=== What you will do ===
Write out the entries below exactly as they stand. Skip every image.

=== Record excerpts ===

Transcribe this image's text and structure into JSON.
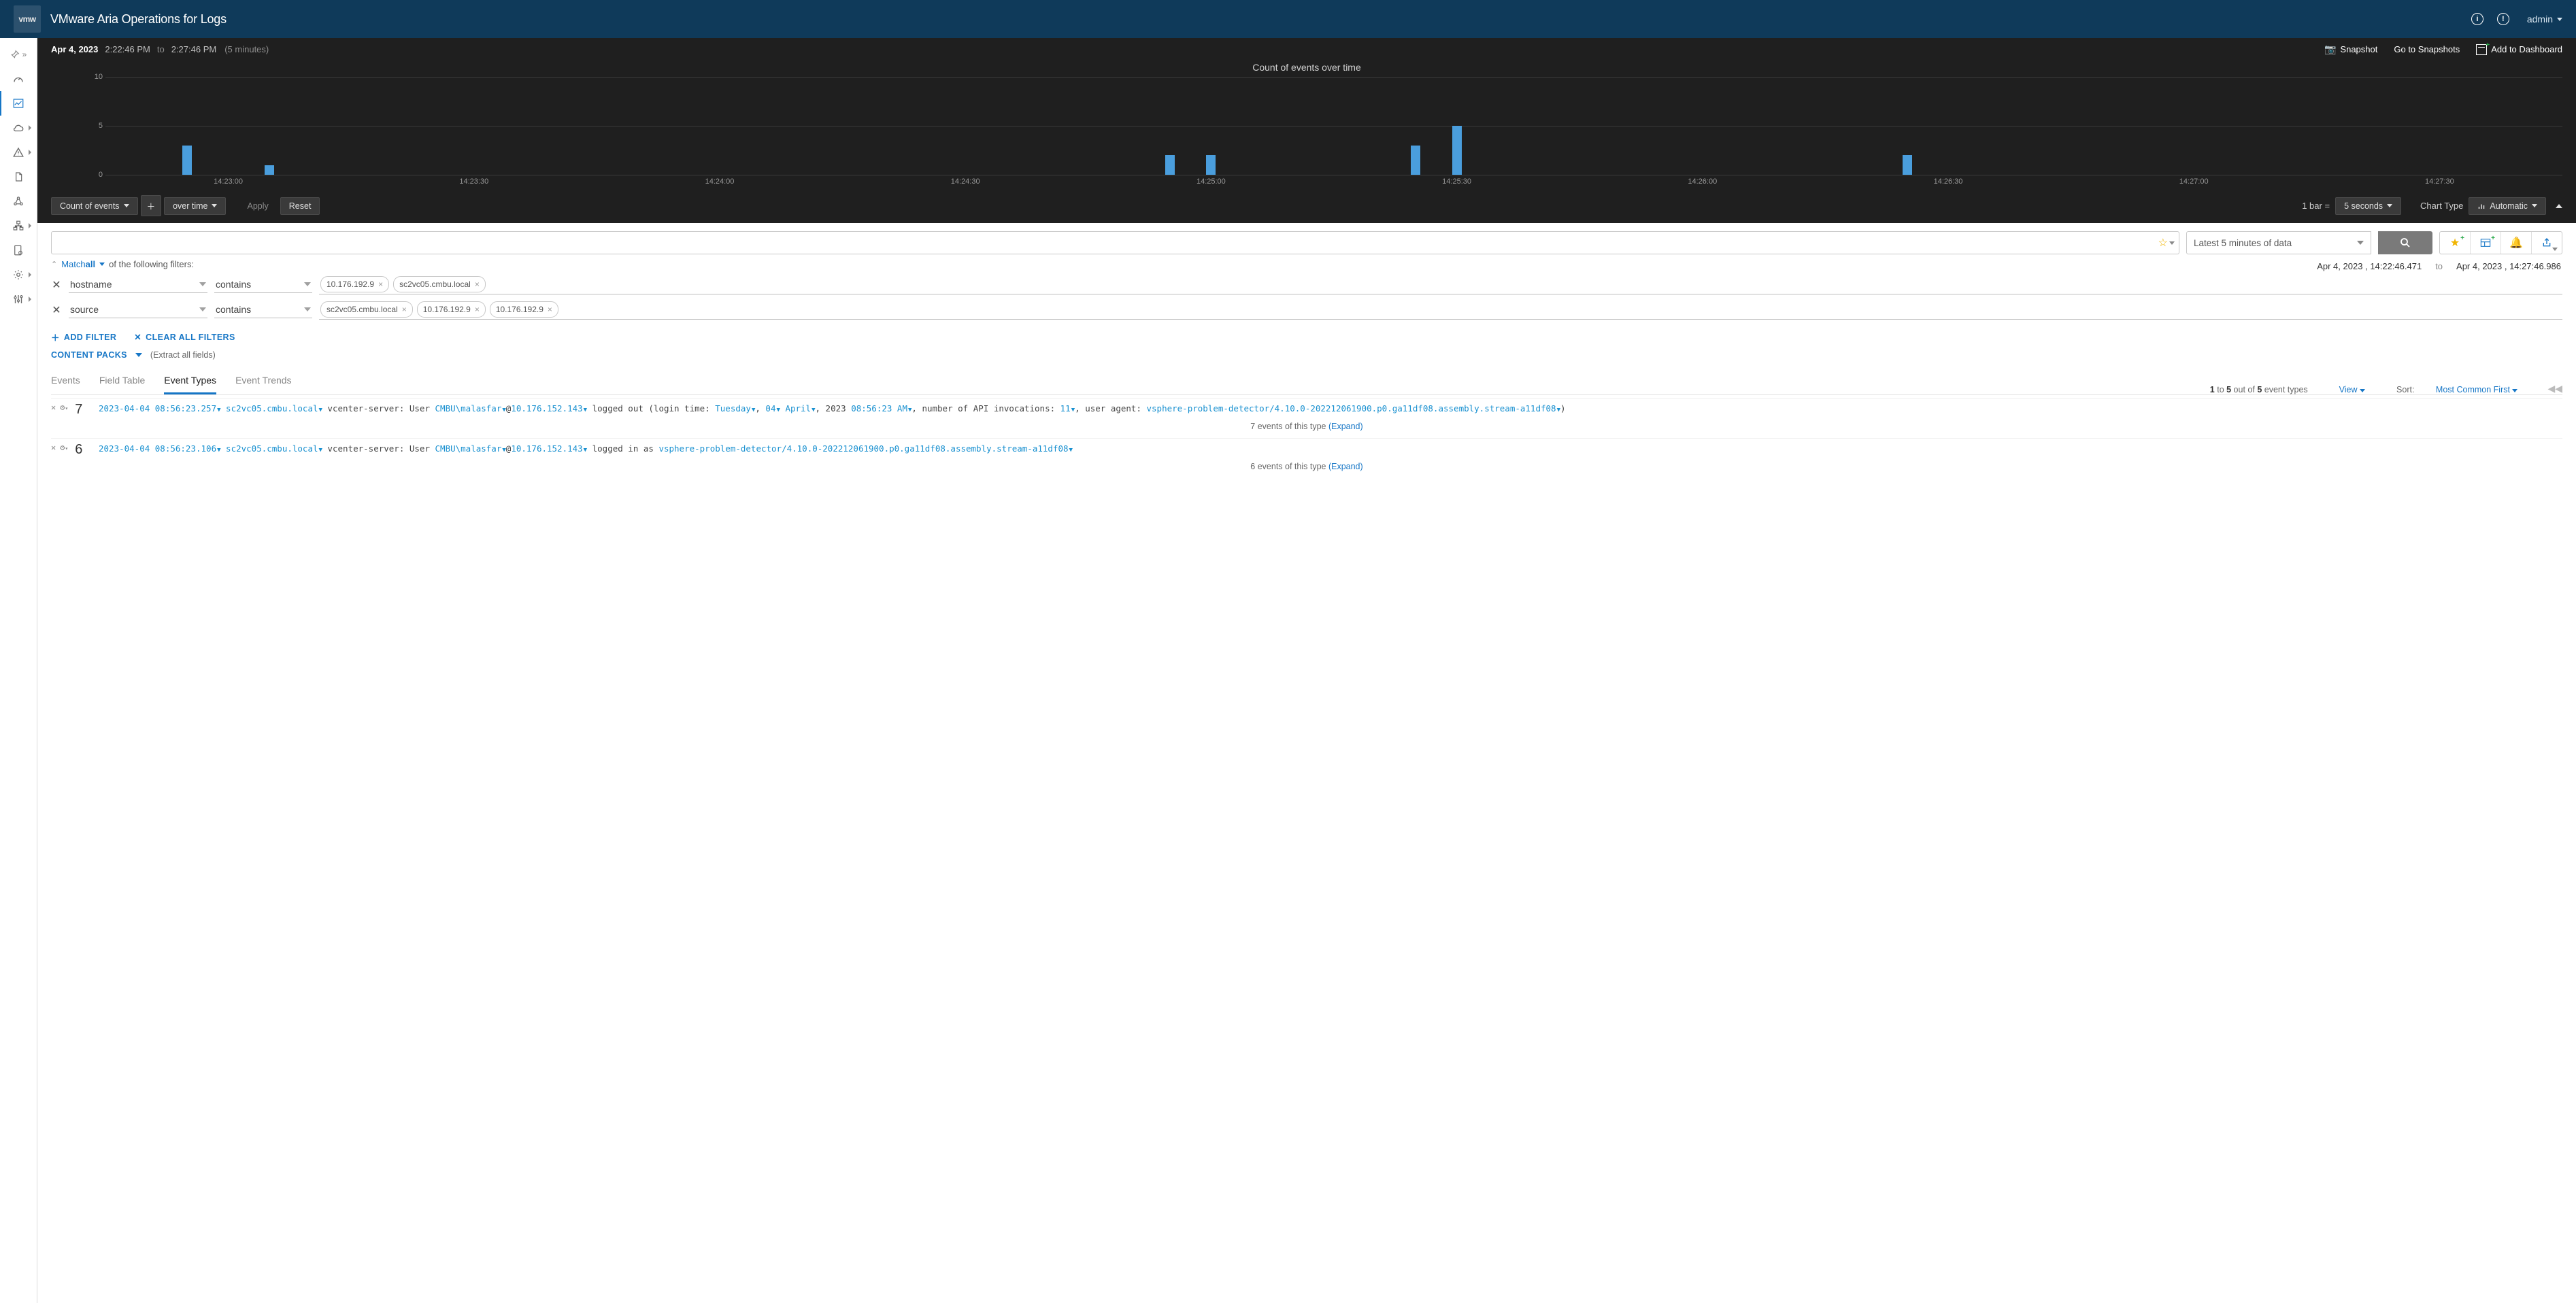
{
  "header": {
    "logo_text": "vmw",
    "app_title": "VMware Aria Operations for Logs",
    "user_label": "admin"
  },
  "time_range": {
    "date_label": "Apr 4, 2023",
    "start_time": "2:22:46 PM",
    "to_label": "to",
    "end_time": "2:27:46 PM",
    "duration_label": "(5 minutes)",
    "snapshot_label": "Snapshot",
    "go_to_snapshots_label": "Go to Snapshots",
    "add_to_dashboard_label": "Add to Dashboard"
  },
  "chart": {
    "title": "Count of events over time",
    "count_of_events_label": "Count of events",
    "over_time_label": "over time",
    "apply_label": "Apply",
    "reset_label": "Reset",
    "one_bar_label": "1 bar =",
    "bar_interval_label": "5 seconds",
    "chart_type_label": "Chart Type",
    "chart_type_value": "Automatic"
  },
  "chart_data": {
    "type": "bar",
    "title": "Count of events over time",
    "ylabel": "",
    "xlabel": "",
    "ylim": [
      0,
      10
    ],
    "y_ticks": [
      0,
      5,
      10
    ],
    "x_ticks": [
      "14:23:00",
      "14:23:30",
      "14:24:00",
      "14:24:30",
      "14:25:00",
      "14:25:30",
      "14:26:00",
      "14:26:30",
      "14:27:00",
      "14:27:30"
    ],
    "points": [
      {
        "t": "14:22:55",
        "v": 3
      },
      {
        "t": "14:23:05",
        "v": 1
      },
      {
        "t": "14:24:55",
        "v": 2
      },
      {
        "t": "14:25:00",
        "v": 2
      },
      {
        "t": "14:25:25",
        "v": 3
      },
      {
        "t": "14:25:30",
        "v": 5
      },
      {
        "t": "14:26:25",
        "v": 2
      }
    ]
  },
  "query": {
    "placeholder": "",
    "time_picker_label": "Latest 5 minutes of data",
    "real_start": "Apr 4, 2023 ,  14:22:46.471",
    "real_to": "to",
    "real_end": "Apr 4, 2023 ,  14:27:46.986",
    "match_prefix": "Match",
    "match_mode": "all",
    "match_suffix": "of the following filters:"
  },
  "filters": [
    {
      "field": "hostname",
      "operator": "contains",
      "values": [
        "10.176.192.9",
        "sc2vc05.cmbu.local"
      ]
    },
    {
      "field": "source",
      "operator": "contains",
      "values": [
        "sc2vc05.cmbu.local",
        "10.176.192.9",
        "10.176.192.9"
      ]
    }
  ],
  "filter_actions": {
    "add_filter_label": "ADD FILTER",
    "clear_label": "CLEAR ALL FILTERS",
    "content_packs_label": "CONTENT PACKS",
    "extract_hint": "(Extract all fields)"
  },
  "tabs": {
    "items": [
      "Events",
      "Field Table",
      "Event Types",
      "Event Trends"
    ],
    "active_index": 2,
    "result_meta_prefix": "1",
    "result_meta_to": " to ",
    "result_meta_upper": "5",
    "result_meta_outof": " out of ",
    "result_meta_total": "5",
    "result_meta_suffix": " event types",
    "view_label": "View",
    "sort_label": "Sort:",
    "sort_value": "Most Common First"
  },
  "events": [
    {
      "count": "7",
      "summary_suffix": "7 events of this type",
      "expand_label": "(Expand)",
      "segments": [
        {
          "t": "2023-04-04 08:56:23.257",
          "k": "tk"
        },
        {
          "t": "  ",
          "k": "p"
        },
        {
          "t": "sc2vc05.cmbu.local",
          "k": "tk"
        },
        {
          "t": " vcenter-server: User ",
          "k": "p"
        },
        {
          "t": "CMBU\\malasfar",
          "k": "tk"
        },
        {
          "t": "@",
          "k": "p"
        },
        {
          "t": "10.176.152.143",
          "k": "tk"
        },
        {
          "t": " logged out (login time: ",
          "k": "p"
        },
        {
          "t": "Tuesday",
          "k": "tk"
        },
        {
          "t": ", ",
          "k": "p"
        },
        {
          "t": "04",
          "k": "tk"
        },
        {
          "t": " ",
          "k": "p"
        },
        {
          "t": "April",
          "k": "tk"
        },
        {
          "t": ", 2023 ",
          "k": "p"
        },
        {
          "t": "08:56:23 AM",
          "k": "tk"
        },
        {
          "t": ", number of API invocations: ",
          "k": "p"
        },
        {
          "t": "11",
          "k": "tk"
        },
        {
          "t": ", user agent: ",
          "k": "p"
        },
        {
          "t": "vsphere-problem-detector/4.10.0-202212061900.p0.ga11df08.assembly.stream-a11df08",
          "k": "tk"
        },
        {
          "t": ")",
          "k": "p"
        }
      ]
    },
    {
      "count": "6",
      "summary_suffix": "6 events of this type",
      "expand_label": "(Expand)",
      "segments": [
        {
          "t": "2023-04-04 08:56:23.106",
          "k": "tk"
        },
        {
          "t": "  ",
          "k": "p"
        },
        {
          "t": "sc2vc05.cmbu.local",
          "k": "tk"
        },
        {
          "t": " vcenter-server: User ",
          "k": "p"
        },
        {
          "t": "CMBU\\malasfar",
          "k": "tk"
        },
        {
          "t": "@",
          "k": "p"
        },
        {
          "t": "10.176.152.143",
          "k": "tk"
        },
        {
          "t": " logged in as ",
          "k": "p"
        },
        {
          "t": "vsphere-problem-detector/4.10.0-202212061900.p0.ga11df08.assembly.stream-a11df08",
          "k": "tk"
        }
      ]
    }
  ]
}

=== Your solution ===
Transcribe this image's text and structure into JSON.
{
  "header": {
    "logo_text": "vmw",
    "app_title": "VMware Aria Operations for Logs",
    "user_label": "admin"
  },
  "time_range": {
    "date_label": "Apr 4, 2023",
    "start_time": "2:22:46 PM",
    "to_label": "to",
    "end_time": "2:27:46 PM",
    "duration_label": "(5 minutes)",
    "snapshot_label": "Snapshot",
    "go_to_snapshots_label": "Go to Snapshots",
    "add_to_dashboard_label": "Add to Dashboard"
  },
  "chart": {
    "title": "Count of events over time",
    "count_of_events_label": "Count of events",
    "over_time_label": "over time",
    "apply_label": "Apply",
    "reset_label": "Reset",
    "one_bar_label": "1 bar =",
    "bar_interval_label": "5 seconds",
    "chart_type_label": "Chart Type",
    "chart_type_value": "Automatic"
  },
  "chart_data": {
    "type": "bar",
    "title": "Count of events over time",
    "ylabel": "",
    "xlabel": "",
    "ylim": [
      0,
      10
    ],
    "y_ticks": [
      0,
      5,
      10
    ],
    "x_ticks": [
      "14:23:00",
      "14:23:30",
      "14:24:00",
      "14:24:30",
      "14:25:00",
      "14:25:30",
      "14:26:00",
      "14:26:30",
      "14:27:00",
      "14:27:30"
    ],
    "points": [
      {
        "t": "14:22:55",
        "v": 3
      },
      {
        "t": "14:23:05",
        "v": 1
      },
      {
        "t": "14:24:55",
        "v": 2
      },
      {
        "t": "14:25:00",
        "v": 2
      },
      {
        "t": "14:25:25",
        "v": 3
      },
      {
        "t": "14:25:30",
        "v": 5
      },
      {
        "t": "14:26:25",
        "v": 2
      }
    ]
  },
  "query": {
    "placeholder": "",
    "time_picker_label": "Latest 5 minutes of data",
    "real_start": "Apr 4, 2023 ,  14:22:46.471",
    "real_to": "to",
    "real_end": "Apr 4, 2023 ,  14:27:46.986",
    "match_prefix": "Match",
    "match_mode": "all",
    "match_suffix": "of the following filters:"
  },
  "filters": [
    {
      "field": "hostname",
      "operator": "contains",
      "values": [
        "10.176.192.9",
        "sc2vc05.cmbu.local"
      ]
    },
    {
      "field": "source",
      "operator": "contains",
      "values": [
        "sc2vc05.cmbu.local",
        "10.176.192.9",
        "10.176.192.9"
      ]
    }
  ],
  "filter_actions": {
    "add_filter_label": "ADD FILTER",
    "clear_label": "CLEAR ALL FILTERS",
    "content_packs_label": "CONTENT PACKS",
    "extract_hint": "(Extract all fields)"
  },
  "tabs": {
    "items": [
      "Events",
      "Field Table",
      "Event Types",
      "Event Trends"
    ],
    "active_index": 2,
    "result_meta_prefix": "1",
    "result_meta_to": " to ",
    "result_meta_upper": "5",
    "result_meta_outof": " out of ",
    "result_meta_total": "5",
    "result_meta_suffix": " event types",
    "view_label": "View",
    "sort_label": "Sort:",
    "sort_value": "Most Common First"
  },
  "events": [
    {
      "count": "7",
      "summary_suffix": "7 events of this type",
      "expand_label": "(Expand)",
      "segments": [
        {
          "t": "2023-04-04 08:56:23.257",
          "k": "tk"
        },
        {
          "t": "  ",
          "k": "p"
        },
        {
          "t": "sc2vc05.cmbu.local",
          "k": "tk"
        },
        {
          "t": " vcenter-server: User ",
          "k": "p"
        },
        {
          "t": "CMBU\\malasfar",
          "k": "tk"
        },
        {
          "t": "@",
          "k": "p"
        },
        {
          "t": "10.176.152.143",
          "k": "tk"
        },
        {
          "t": " logged out (login time: ",
          "k": "p"
        },
        {
          "t": "Tuesday",
          "k": "tk"
        },
        {
          "t": ", ",
          "k": "p"
        },
        {
          "t": "04",
          "k": "tk"
        },
        {
          "t": " ",
          "k": "p"
        },
        {
          "t": "April",
          "k": "tk"
        },
        {
          "t": ", 2023 ",
          "k": "p"
        },
        {
          "t": "08:56:23 AM",
          "k": "tk"
        },
        {
          "t": ", number of API invocations: ",
          "k": "p"
        },
        {
          "t": "11",
          "k": "tk"
        },
        {
          "t": ", user agent: ",
          "k": "p"
        },
        {
          "t": "vsphere-problem-detector/4.10.0-202212061900.p0.ga11df08.assembly.stream-a11df08",
          "k": "tk"
        },
        {
          "t": ")",
          "k": "p"
        }
      ]
    },
    {
      "count": "6",
      "summary_suffix": "6 events of this type",
      "expand_label": "(Expand)",
      "segments": [
        {
          "t": "2023-04-04 08:56:23.106",
          "k": "tk"
        },
        {
          "t": "  ",
          "k": "p"
        },
        {
          "t": "sc2vc05.cmbu.local",
          "k": "tk"
        },
        {
          "t": " vcenter-server: User ",
          "k": "p"
        },
        {
          "t": "CMBU\\malasfar",
          "k": "tk"
        },
        {
          "t": "@",
          "k": "p"
        },
        {
          "t": "10.176.152.143",
          "k": "tk"
        },
        {
          "t": " logged in as ",
          "k": "p"
        },
        {
          "t": "vsphere-problem-detector/4.10.0-202212061900.p0.ga11df08.assembly.stream-a11df08",
          "k": "tk"
        }
      ]
    }
  ]
}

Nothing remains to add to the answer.